[Stored entries]
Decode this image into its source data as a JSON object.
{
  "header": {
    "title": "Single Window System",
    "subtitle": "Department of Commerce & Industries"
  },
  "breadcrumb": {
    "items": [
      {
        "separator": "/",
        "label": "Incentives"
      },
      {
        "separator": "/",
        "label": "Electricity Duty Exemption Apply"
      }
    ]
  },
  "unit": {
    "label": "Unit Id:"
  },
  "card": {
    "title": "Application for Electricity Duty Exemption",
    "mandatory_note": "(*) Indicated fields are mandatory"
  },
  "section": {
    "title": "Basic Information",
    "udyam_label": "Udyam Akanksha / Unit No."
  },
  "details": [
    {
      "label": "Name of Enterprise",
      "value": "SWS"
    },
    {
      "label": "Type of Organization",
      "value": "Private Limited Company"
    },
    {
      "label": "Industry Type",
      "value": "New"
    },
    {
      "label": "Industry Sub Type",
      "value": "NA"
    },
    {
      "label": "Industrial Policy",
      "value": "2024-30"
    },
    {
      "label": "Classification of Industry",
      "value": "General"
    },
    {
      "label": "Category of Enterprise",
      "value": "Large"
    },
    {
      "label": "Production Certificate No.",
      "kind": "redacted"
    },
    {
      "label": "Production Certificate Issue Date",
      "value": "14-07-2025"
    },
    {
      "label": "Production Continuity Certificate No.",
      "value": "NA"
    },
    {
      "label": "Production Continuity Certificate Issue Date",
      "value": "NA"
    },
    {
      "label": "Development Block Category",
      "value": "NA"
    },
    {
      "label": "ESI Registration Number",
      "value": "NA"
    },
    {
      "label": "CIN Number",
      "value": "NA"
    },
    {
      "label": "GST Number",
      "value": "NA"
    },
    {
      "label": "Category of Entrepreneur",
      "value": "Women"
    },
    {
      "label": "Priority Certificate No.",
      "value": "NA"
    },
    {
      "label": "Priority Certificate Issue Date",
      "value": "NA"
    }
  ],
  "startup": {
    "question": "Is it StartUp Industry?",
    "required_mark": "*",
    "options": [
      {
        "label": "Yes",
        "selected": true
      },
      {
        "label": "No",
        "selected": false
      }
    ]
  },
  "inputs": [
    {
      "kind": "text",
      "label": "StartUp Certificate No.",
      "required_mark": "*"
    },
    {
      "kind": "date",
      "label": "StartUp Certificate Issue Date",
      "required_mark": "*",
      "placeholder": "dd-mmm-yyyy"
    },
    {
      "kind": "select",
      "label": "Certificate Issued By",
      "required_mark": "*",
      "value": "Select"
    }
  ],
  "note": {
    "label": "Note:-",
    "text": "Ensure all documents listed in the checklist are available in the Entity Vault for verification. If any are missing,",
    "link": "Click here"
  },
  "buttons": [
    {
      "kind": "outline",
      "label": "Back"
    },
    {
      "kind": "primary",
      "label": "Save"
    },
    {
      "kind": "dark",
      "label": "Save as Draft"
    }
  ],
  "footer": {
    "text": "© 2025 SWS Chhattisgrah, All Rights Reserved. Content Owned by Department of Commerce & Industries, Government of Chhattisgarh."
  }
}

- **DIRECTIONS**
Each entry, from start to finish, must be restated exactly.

- **OUTPUT**
Decode this image into its source data as a JSON object.
{
  "header": {
    "title": "Single Window System",
    "subtitle": "Department of Commerce & Industries"
  },
  "breadcrumb": {
    "items": [
      {
        "separator": "/",
        "label": "Incentives"
      },
      {
        "separator": "/",
        "label": "Electricity Duty Exemption Apply"
      }
    ]
  },
  "unit": {
    "label": "Unit Id:"
  },
  "card": {
    "title": "Application for Electricity Duty Exemption",
    "mandatory_note": "(*) Indicated fields are mandatory"
  },
  "section": {
    "title": "Basic Information",
    "udyam_label": "Udyam Akanksha / Unit No."
  },
  "details": [
    {
      "label": "Name of Enterprise",
      "value": "SWS"
    },
    {
      "label": "Type of Organization",
      "value": "Private Limited Company"
    },
    {
      "label": "Industry Type",
      "value": "New"
    },
    {
      "label": "Industry Sub Type",
      "value": "NA"
    },
    {
      "label": "Industrial Policy",
      "value": "2024-30"
    },
    {
      "label": "Classification of Industry",
      "value": "General"
    },
    {
      "label": "Category of Enterprise",
      "value": "Large"
    },
    {
      "label": "Production Certificate No.",
      "kind": "redacted"
    },
    {
      "label": "Production Certificate Issue Date",
      "value": "14-07-2025"
    },
    {
      "label": "Production Continuity Certificate No.",
      "value": "NA"
    },
    {
      "label": "Production Continuity Certificate Issue Date",
      "value": "NA"
    },
    {
      "label": "Development Block Category",
      "value": "NA"
    },
    {
      "label": "ESI Registration Number",
      "value": "NA"
    },
    {
      "label": "CIN Number",
      "value": "NA"
    },
    {
      "label": "GST Number",
      "value": "NA"
    },
    {
      "label": "Category of Entrepreneur",
      "value": "Women"
    },
    {
      "label": "Priority Certificate No.",
      "value": "NA"
    },
    {
      "label": "Priority Certificate Issue Date",
      "value": "NA"
    }
  ],
  "startup": {
    "question": "Is it StartUp Industry?",
    "required_mark": "*",
    "options": [
      {
        "label": "Yes",
        "selected": true
      },
      {
        "label": "No",
        "selected": false
      }
    ]
  },
  "inputs": [
    {
      "kind": "text",
      "label": "StartUp Certificate No.",
      "required_mark": "*"
    },
    {
      "kind": "date",
      "label": "StartUp Certificate Issue Date",
      "required_mark": "*",
      "placeholder": "dd-mmm-yyyy"
    },
    {
      "kind": "select",
      "label": "Certificate Issued By",
      "required_mark": "*",
      "value": "Select"
    }
  ],
  "note": {
    "label": "Note:-",
    "text": "Ensure all documents listed in the checklist are available in the Entity Vault for verification. If any are missing,",
    "link": "Click here"
  },
  "buttons": [
    {
      "kind": "outline",
      "label": "Back"
    },
    {
      "kind": "primary",
      "label": "Save"
    },
    {
      "kind": "dark",
      "label": "Save as Draft"
    }
  ],
  "footer": {
    "text": "© 2025 SWS Chhattisgrah, All Rights Reserved. Content Owned by Department of Commerce & Industries, Government of Chhattisgarh."
  }
}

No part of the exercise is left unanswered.